▸ **Provided information**:

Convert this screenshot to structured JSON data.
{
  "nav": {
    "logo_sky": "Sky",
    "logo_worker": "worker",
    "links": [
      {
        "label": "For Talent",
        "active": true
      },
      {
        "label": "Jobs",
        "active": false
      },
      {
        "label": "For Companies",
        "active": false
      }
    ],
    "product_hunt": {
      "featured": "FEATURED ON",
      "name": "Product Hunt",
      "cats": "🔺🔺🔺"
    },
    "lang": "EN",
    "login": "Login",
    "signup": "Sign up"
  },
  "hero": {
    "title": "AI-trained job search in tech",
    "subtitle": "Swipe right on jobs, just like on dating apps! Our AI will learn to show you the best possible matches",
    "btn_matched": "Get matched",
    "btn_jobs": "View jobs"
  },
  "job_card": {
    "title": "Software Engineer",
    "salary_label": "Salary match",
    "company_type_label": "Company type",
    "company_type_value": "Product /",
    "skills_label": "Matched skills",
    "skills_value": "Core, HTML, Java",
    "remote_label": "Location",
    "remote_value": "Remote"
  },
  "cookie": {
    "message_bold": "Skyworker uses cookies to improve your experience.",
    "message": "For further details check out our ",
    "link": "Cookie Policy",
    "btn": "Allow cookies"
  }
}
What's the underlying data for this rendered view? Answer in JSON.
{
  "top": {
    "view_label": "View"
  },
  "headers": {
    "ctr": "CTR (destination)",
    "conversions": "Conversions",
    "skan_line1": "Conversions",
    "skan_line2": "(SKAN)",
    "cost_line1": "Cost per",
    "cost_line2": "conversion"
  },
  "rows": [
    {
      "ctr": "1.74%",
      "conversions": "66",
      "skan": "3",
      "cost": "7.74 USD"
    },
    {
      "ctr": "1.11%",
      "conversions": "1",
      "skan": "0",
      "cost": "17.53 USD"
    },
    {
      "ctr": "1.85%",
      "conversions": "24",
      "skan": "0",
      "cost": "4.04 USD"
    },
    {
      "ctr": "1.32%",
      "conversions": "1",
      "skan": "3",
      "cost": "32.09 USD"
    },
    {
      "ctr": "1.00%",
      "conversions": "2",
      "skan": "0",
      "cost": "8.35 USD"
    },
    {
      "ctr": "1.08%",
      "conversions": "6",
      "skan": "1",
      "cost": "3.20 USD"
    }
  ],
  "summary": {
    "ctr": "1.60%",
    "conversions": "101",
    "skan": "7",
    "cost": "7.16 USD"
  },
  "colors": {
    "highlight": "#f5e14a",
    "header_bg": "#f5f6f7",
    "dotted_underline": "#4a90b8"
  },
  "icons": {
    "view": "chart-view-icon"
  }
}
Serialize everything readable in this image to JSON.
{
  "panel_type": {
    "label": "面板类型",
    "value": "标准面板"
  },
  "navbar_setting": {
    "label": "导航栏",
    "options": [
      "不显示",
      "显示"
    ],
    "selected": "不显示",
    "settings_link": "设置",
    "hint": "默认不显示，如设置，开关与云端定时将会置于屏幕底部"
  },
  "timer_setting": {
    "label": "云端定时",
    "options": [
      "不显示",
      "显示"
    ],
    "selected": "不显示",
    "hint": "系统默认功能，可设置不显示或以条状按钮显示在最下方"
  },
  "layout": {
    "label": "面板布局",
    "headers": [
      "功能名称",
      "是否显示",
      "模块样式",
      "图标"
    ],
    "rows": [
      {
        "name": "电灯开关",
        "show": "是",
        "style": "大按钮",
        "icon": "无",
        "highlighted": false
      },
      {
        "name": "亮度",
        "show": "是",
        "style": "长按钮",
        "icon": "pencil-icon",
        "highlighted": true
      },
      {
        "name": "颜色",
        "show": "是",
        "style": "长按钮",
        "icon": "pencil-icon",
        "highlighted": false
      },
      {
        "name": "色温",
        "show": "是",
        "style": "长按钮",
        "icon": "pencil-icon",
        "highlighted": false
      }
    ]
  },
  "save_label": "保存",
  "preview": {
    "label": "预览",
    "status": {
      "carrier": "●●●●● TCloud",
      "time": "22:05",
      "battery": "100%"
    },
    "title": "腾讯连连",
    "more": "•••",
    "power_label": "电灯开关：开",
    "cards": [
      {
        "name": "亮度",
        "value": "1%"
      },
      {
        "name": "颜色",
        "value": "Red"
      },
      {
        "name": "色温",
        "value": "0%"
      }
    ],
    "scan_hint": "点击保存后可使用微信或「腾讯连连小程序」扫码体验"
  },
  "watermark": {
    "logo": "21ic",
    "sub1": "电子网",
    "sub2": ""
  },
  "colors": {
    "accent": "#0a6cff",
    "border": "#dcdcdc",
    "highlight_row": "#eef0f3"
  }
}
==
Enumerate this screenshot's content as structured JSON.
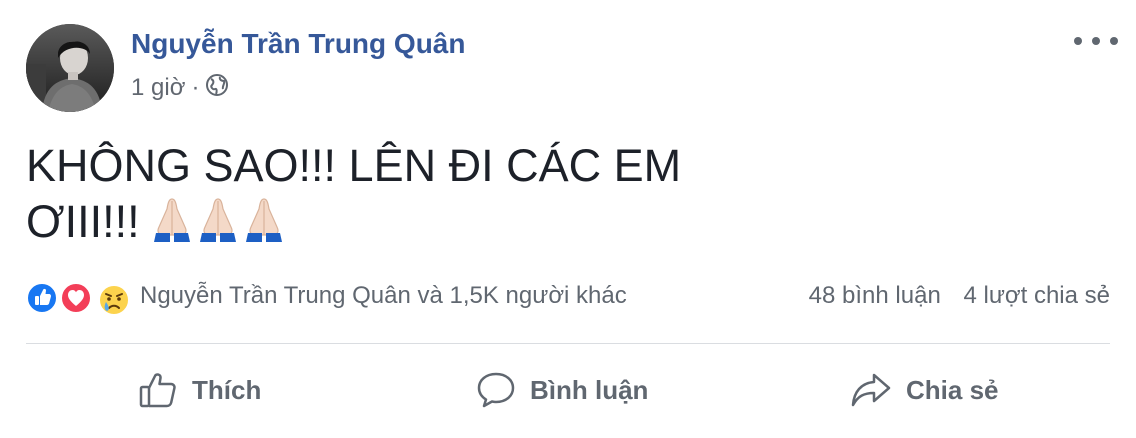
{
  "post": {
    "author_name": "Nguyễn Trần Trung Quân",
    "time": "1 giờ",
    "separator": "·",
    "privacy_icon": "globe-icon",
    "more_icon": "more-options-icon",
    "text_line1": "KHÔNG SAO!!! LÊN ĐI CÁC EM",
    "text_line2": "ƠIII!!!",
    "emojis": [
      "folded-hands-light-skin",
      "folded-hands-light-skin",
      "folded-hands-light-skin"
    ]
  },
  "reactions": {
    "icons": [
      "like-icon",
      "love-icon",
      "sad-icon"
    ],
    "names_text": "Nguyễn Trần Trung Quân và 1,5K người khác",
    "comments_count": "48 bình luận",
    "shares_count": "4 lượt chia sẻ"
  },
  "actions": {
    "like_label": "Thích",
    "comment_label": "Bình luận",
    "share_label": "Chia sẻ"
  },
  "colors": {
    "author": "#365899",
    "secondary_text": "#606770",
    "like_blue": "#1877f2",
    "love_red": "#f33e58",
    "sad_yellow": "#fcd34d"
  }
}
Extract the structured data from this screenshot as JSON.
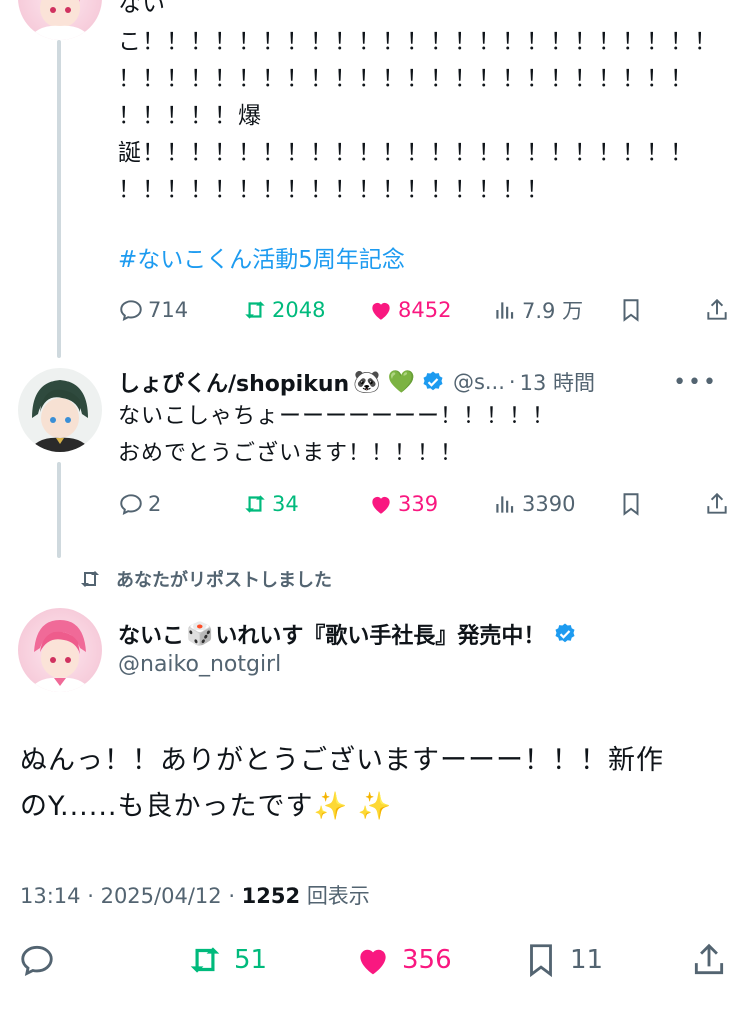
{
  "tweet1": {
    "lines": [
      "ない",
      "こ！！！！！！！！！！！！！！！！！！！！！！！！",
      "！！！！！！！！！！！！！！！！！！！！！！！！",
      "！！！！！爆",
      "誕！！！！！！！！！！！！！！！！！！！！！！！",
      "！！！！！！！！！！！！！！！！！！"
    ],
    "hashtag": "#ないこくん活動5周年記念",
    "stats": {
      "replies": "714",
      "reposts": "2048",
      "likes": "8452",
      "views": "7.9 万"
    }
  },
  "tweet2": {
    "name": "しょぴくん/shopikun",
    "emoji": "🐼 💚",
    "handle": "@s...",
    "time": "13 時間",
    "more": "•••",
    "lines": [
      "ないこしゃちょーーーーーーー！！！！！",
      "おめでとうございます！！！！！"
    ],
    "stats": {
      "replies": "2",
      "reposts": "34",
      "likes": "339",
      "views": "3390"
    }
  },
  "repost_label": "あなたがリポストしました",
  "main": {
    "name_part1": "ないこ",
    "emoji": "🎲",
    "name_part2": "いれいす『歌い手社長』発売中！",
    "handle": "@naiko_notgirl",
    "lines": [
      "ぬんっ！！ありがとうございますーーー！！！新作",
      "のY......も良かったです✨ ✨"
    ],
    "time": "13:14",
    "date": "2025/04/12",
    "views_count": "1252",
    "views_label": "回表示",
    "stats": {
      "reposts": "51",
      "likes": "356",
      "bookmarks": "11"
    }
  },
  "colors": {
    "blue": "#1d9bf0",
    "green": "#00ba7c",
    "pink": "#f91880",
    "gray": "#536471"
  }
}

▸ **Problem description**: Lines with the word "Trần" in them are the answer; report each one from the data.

▸ **Response for this exercise**:
    "author_name": "Nguyễn Trần Trung Quân",
    "names_text": "Nguyễn Trần Trung Quân và 1,5K người khác",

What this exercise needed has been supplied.